[Data excerpts]
--------------------------------------------------

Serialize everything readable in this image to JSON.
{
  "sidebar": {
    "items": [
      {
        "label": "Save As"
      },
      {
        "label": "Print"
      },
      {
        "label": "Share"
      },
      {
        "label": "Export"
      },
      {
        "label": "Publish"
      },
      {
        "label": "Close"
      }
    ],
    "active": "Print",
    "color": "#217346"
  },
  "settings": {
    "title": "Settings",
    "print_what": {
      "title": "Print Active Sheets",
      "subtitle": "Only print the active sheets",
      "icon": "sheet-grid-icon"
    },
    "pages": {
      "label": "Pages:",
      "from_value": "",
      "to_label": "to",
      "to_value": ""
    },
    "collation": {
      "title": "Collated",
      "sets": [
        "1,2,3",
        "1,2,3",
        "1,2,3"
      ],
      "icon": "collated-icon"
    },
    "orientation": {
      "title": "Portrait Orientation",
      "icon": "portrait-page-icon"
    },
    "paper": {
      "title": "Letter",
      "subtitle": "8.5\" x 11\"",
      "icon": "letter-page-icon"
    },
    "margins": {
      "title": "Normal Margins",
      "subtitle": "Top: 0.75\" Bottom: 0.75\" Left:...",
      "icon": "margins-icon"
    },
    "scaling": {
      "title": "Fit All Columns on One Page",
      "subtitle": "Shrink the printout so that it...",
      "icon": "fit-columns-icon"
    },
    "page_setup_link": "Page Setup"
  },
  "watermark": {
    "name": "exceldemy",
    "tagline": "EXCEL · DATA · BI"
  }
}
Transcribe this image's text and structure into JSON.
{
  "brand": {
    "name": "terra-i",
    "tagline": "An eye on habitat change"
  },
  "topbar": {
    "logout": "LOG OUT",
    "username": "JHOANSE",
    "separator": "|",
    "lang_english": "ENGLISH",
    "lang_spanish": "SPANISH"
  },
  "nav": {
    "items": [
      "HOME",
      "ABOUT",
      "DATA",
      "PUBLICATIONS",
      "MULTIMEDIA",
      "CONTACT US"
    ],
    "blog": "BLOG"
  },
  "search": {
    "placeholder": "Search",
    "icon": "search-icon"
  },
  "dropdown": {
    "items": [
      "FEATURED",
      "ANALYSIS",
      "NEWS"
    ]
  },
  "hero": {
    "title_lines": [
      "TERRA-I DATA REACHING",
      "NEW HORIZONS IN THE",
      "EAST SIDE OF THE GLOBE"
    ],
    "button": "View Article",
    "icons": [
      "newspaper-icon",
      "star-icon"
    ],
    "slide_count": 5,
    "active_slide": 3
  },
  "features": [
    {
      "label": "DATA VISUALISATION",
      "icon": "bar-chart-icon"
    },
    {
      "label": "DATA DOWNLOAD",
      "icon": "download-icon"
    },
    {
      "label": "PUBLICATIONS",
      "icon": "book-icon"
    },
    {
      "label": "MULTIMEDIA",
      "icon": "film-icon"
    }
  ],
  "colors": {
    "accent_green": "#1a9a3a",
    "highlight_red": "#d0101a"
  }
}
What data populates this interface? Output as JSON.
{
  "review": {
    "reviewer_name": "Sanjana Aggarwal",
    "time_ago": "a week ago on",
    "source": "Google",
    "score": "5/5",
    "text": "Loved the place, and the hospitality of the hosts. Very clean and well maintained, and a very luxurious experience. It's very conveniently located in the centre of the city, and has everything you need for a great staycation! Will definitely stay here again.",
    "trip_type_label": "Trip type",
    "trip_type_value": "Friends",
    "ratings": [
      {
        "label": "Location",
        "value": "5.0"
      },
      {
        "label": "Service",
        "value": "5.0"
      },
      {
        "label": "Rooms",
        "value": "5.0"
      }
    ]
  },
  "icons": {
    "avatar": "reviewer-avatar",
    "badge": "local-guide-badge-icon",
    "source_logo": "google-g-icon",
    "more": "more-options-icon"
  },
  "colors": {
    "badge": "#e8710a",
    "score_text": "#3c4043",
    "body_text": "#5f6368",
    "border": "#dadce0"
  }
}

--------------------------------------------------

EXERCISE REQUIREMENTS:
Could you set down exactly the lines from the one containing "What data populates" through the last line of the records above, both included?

RESPONSE AREA:
What data populates this interface? Output as JSON.
{
  "review": {
    "reviewer_name": "Sanjana Aggarwal",
    "time_ago": "a week ago on",
    "source": "Google",
    "score": "5/5",
    "text": "Loved the place, and the hospitality of the hosts. Very clean and well maintained, and a very luxurious experience. It's very conveniently located in the centre of the city, and has everything you need for a great staycation! Will definitely stay here again.",
    "trip_type_label": "Trip type",
    "trip_type_value": "Friends",
    "ratings": [
      {
        "label": "Location",
        "value": "5.0"
      },
      {
        "label": "Service",
        "value": "5.0"
      },
      {
        "label": "Rooms",
        "value": "5.0"
      }
    ]
  },
  "icons": {
    "avatar": "reviewer-avatar",
    "badge": "local-guide-badge-icon",
    "source_logo": "google-g-icon",
    "more": "more-options-icon"
  },
  "colors": {
    "badge": "#e8710a",
    "score_text": "#3c4043",
    "body_text": "#5f6368",
    "border": "#dadce0"
  }
}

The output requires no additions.